Our Chairman and Board have been busy mounting pictures of “Ghosts Over the Boiler: Voices from Alabama’s Death Row” on poster boards to be displayed in our “library”. Not only inmates but also staff are taking an interest and are obviously impressed. We are also hearing from friends and relatives who listened to our voices on their cell phones and hope that many will follow their example. The exhibit runs through October and will be at different libraries during that time. But we have amazing news that this will not be the end of this exciting exhibit.
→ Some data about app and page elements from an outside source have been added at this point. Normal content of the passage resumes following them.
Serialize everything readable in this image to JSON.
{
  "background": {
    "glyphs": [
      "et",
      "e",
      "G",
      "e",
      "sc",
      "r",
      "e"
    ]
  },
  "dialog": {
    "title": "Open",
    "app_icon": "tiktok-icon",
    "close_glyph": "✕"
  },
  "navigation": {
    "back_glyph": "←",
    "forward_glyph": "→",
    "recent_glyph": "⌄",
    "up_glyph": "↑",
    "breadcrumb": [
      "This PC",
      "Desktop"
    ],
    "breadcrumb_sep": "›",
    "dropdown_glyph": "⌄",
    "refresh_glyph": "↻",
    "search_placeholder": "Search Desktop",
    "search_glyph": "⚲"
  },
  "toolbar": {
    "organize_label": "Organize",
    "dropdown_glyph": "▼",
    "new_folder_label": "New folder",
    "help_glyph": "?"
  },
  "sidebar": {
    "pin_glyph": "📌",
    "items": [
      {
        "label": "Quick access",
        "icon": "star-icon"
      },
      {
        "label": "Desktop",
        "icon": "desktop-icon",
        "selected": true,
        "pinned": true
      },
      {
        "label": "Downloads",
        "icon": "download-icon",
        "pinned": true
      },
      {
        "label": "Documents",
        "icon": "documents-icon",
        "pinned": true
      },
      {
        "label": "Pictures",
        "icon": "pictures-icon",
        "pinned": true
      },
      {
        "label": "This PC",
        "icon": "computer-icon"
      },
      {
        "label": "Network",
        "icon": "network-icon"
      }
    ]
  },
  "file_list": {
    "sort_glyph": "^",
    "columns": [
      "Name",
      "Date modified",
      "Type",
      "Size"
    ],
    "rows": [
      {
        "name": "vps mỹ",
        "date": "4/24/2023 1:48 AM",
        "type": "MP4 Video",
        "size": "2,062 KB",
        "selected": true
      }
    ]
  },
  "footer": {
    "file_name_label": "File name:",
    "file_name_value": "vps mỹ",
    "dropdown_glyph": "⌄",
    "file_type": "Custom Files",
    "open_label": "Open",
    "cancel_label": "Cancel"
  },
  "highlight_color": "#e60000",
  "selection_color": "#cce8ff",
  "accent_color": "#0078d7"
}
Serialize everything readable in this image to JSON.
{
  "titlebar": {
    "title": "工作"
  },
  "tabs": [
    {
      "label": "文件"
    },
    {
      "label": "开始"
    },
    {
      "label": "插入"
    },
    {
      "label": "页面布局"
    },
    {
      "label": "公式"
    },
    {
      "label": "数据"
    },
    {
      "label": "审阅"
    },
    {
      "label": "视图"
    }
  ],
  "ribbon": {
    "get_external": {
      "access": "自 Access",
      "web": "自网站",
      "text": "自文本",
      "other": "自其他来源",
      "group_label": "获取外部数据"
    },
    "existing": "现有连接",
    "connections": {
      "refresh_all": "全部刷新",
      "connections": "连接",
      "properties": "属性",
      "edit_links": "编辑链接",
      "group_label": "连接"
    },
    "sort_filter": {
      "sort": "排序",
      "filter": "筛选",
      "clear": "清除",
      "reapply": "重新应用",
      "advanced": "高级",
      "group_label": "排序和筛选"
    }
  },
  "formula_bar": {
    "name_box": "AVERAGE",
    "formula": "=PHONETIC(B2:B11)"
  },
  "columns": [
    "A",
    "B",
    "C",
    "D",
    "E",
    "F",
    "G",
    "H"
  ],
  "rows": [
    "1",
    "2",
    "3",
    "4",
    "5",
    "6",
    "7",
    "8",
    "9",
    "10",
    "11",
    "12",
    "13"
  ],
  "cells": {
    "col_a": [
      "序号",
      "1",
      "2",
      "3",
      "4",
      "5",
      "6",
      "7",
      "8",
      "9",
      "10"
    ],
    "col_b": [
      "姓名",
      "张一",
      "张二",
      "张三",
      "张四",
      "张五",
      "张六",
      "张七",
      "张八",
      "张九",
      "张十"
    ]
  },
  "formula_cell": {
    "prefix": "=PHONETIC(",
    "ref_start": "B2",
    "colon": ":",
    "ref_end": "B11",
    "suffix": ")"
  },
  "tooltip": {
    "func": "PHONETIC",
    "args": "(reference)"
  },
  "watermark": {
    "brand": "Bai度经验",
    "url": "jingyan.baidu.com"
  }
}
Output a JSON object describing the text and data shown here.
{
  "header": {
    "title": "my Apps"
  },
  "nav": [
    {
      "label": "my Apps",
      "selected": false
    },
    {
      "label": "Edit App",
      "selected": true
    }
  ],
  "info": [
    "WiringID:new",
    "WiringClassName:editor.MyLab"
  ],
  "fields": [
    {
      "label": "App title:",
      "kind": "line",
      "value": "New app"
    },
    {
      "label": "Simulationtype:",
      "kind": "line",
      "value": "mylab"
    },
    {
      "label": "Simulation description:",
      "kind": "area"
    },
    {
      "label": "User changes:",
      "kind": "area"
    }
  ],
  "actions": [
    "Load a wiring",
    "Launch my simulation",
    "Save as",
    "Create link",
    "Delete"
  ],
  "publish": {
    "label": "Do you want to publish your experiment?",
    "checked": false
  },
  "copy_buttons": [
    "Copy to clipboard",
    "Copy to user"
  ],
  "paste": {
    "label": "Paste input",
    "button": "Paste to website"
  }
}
Dr. Katie Owens-Murphy spoke with the UNA Archivist about the possibility of our organization having a permanent archive at UNA. When we were asked whether this would be of interest to us the answer was of course a resounding: YES! We have our work cut out for us assembling 30 years worth of our history but it will be a very meaningful task because so many who were part of those years are no longer with us.

Today the Chairman and Board are having orientation for the latest newcomer to death row. It is always a possibility that the man might become a new phadp member but what is important is that he will be given valuable information about the importance of staying on top of his legal issues and other tips on death row survival.

Our Board shares some of their more interesting exchanges with the free world. A recent supporter who joined us after the article about us in The Nation is Toby Lafferty who lives in Salt Lake City. Toby heads up Books Inside, an organization which was started in 2009 and which provides books across the country to jails and prisons. It has 45 members of which 15 are on the outside, all volunteer and 30 are on the inside. It is interesting to note that 85% of juveniles who interface with the court system in this country are functionally illiterate and that more than 70% of the over 2 million people currently incarcerated read below 4th grade level.

On Monday the U.S. Supreme Court’s new term opened with arguments on unanimous juries and insanity as a criminal defense. It rejected an Alabama case where the jury had voted  8-4 for a life sentence but was overridden by the judge who had imposed the death penalty. The Court however did not rule out that this could be litigated with the lower courts. 

 We continue to thank anonymous donors who gave by going to our website and using the “donate” button and of course also those who gave directly. We thank all who believe in what we do and stand with us. You make a difference!